§ **Working data**
-------

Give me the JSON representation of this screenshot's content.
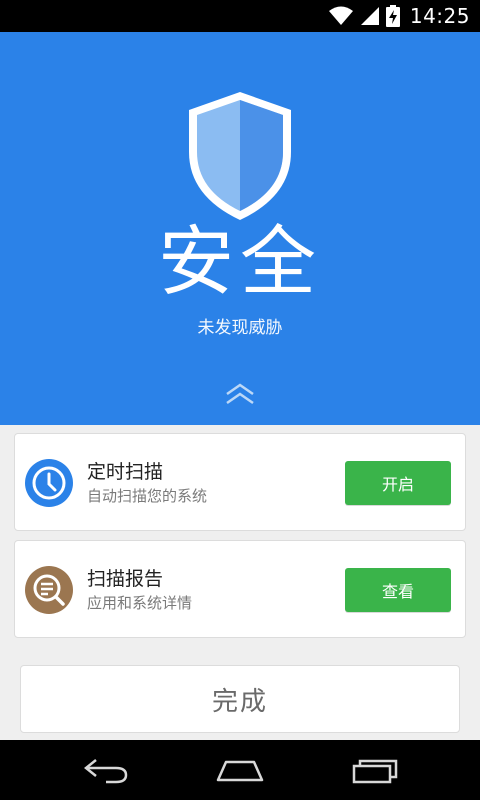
{
  "status_bar": {
    "time": "14:25",
    "icons": [
      "wifi-icon",
      "signal-icon",
      "battery-charging-icon"
    ]
  },
  "hero": {
    "title": "安全",
    "subtitle": "未发现威胁",
    "background_color": "#2b82e8",
    "icon": "shield-icon",
    "expand_icon": "double-chevron-up-icon"
  },
  "cards": [
    {
      "title": "定时扫描",
      "subtitle": "自动扫描您的系统",
      "button_label": "开启",
      "icon": "clock-icon",
      "icon_color": "#2b82e8"
    },
    {
      "title": "扫描报告",
      "subtitle": "应用和系统详情",
      "button_label": "查看",
      "icon": "report-search-icon",
      "icon_color": "#9b7650"
    }
  ],
  "button_color": "#3ab44a",
  "done_button": {
    "label": "完成"
  },
  "nav_bar": {
    "buttons": [
      "back-icon",
      "home-icon",
      "recent-apps-icon"
    ]
  }
}
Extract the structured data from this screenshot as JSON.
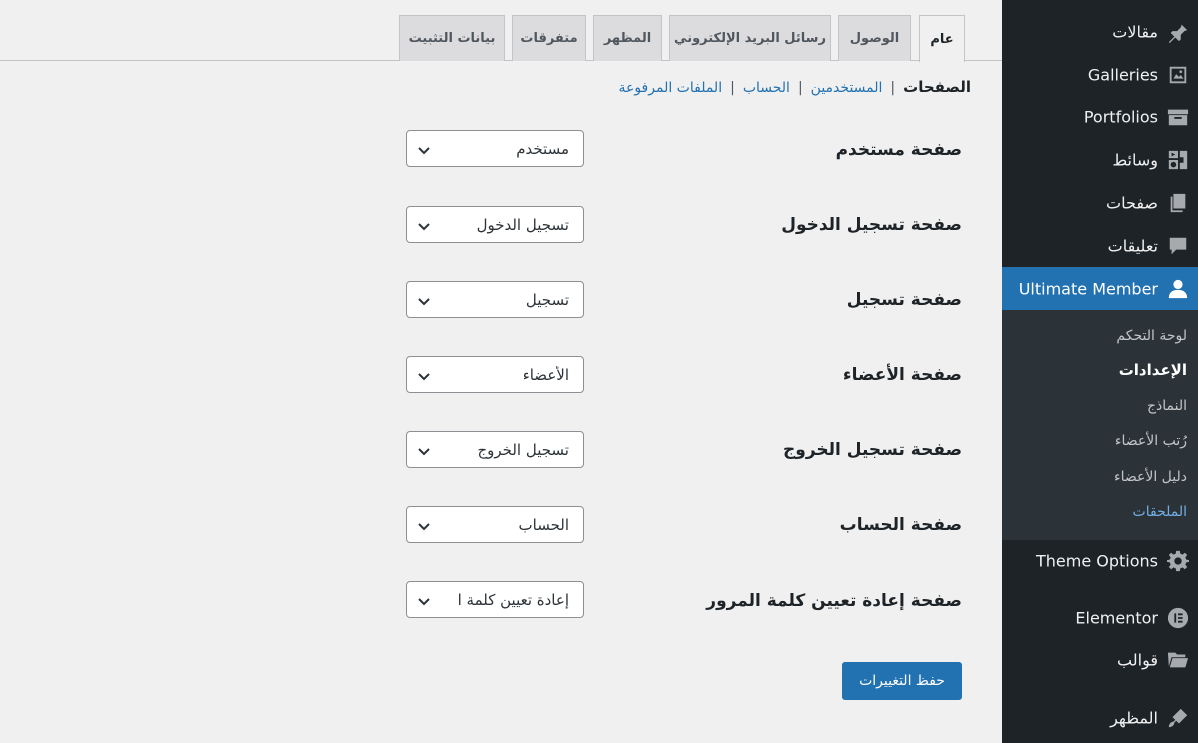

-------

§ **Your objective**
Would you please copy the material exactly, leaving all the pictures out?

§ **Task response**
Give me the JSON representation of this screenshot's content.
{
  "status_bar": {
    "time": "14:25",
    "icons": [
      "wifi-icon",
      "signal-icon",
      "battery-charging-icon"
    ]
  },
  "hero": {
    "title": "安全",
    "subtitle": "未发现威胁",
    "background_color": "#2b82e8",
    "icon": "shield-icon",
    "expand_icon": "double-chevron-up-icon"
  },
  "cards": [
    {
      "title": "定时扫描",
      "subtitle": "自动扫描您的系统",
      "button_label": "开启",
      "icon": "clock-icon",
      "icon_color": "#2b82e8"
    },
    {
      "title": "扫描报告",
      "subtitle": "应用和系统详情",
      "button_label": "查看",
      "icon": "report-search-icon",
      "icon_color": "#9b7650"
    }
  ],
  "button_color": "#3ab44a",
  "done_button": {
    "label": "完成"
  },
  "nav_bar": {
    "buttons": [
      "back-icon",
      "home-icon",
      "recent-apps-icon"
    ]
  }
}
Extract the structured data from this screenshot as JSON.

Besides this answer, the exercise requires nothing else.